You know that summer is hot. You also know when you need to get out of the sun and cool down. Listening to your own body is easy, but your four-legged friends can’t talk to you. It’s your job to protect them from the heat – and all of the consequences of summer – by providing everything that they need to stay cool.

When temperatures climb and your pets are panting the afternoons away, follow these tips to keep them safe and happy even on the hottest of days.

-If possible, let your animals come inside during the worst heat every day. Early afternoon is the hottest time of day for any living thing: letting your cats or dogs soak up some air conditioning for a few hours every day will keep them cool and stop your worrying.

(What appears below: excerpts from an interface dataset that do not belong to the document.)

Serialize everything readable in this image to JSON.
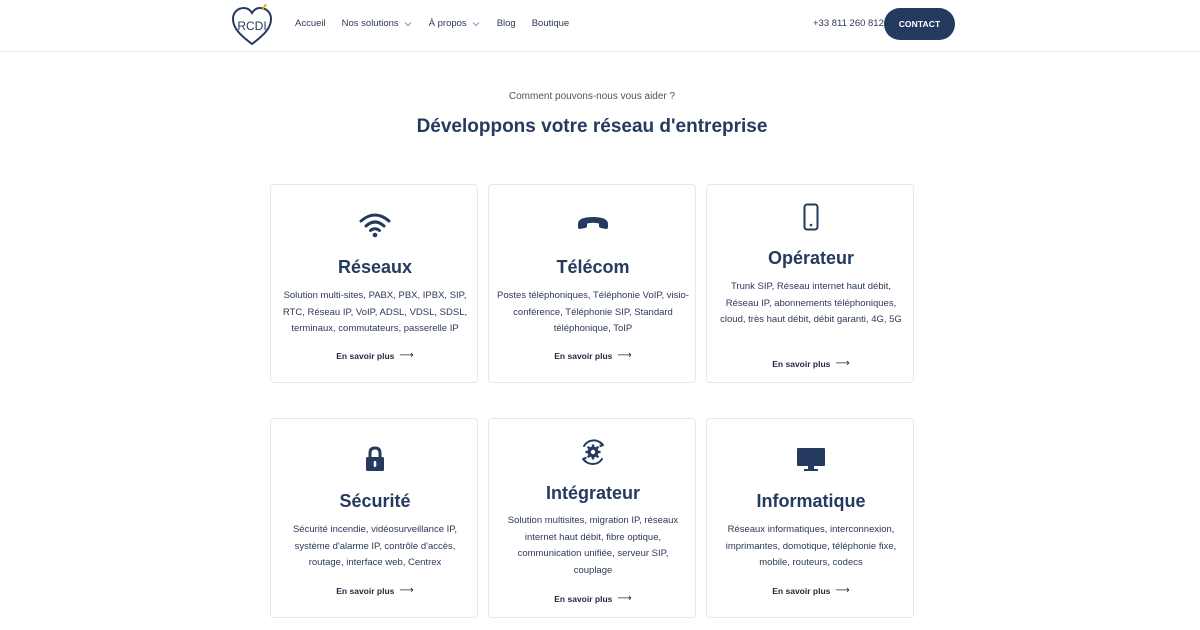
{
  "header": {
    "logo_text": "RCDI",
    "nav": [
      {
        "label": "Accueil",
        "dropdown": false
      },
      {
        "label": "Nos solutions",
        "dropdown": true
      },
      {
        "label": "À propos",
        "dropdown": true
      },
      {
        "label": "Blog",
        "dropdown": false
      },
      {
        "label": "Boutique",
        "dropdown": false
      }
    ],
    "phone": "+33 811 260 812",
    "contact_label": "CONTACT"
  },
  "section": {
    "kicker": "Comment pouvons-nous vous aider ?",
    "title": "Développons votre réseau d'entreprise"
  },
  "cards": [
    {
      "icon": "wifi-icon",
      "title": "Réseaux",
      "description": "Solution multi-sites, PABX, PBX, IPBX, SIP, RTC, Réseau IP, VoIP, ADSL, VDSL, SDSL, terminaux, commutateurs, passerelle IP",
      "more": "En savoir plus"
    },
    {
      "icon": "phone-icon",
      "title": "Télécom",
      "description": "Postes téléphoniques, Téléphonie VoIP, visio-conférence, Téléphonie SIP, Standard téléphonique, ToIP",
      "more": "En savoir plus"
    },
    {
      "icon": "mobile-icon",
      "title": "Opérateur",
      "description": "Trunk SIP, Réseau internet haut débit, Réseau IP, abonnements téléphoniques, cloud, très haut débit, débit garanti, 4G, 5G",
      "more": "En savoir plus"
    },
    {
      "icon": "lock-icon",
      "title": "Sécurité",
      "description": "Sécurité incendie, vidéosurveillance IP, système d'alarme IP, contrôle d'accès, routage, interface web, Centrex",
      "more": "En savoir plus"
    },
    {
      "icon": "gear-sync-icon",
      "title": "Intégrateur",
      "description": "Solution multisites, migration IP, réseaux internet haut débit, fibre optique, communication unifiée, serveur SIP, couplage",
      "more": "En savoir plus"
    },
    {
      "icon": "monitor-icon",
      "title": "Informatique",
      "description": "Réseaux informatiques, interconnexion, imprimantes, domotique, téléphonie fixe, mobile, routeurs, codecs",
      "more": "En savoir plus"
    }
  ],
  "colors": {
    "primary": "#243a5e",
    "text": "#2b3a55",
    "border": "#e7e7e7",
    "logo_accent": "#f5a623"
  }
}
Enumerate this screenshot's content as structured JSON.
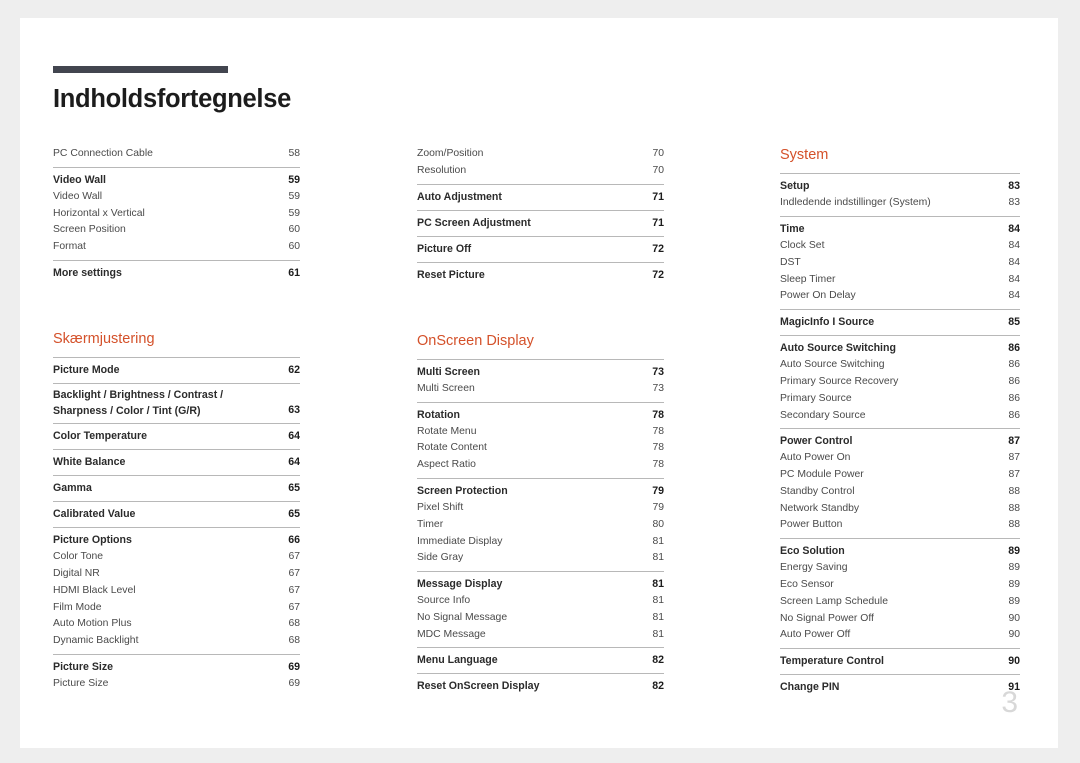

-Make sure that your pets have access to shady spots at all times. Trees are the best sources of protection from the sun. If that isn’t possible, make sure that your pet can get under a covered area, such as a patio or porch.

-Keep the pet’s water supply cool and fresh. The water will heat up as the day passes, so either change the dish often or invest in an auto-watering system. Many models attach to your outdoor water faucet: as your pet depletes the water supply, the system adds more without overflowing or making a mess.

-Never leave your animal in a car, even for just a few minutes. The temperature inside the vehicle quickly rises to the point where any living thing inside will either die or become very, very sick. Even if you park in the shade and leave the windows down an inch or two, you’re still putting your beloved pet at risk. You should leave your dog at home where he can stay in the shade or inside and have plenty of access to fresh, cool water.

-Don’t expect your pets to be playful or overly active on hot days. They don’t need to overexert themselves any more than you do. Like humans, pets can suffer from heat exhaustion or heat strokes.

-Some pets love to swim. Provide these animals with a kid’s wading pool so that they can cool off whenever they get too hot. You can also take your dog with you on trips to the lake or other body of water. If he loves to swim, the cool water will be great. The time he gets to spend with his human masters only makes the experience better for everybody.

-You might be tempted to shave off all of your pet’s hair, but this isn’t a good idea. The hair protects your animal’s skin from the sun. The hair also helps channel cool air to your pet’s skin, which helps him stay cooler. Instead of buzzing everything, trim the hair to a shorter length. A professional groomer can do this inexpensively and properly.

-If your pet seems sick or otherwise abnormal, call your veterinarian immediately. If your cat or dog is dehydrated or is suffering from heat exhaustion, he’ll need quick treatment to get well again.

Copyright © 2006, Ian White Access 2000 Pty Ltd

Author Ian White is founder of Pet Sitting directory. Find a local Pet Sitter to care for your pets while you are away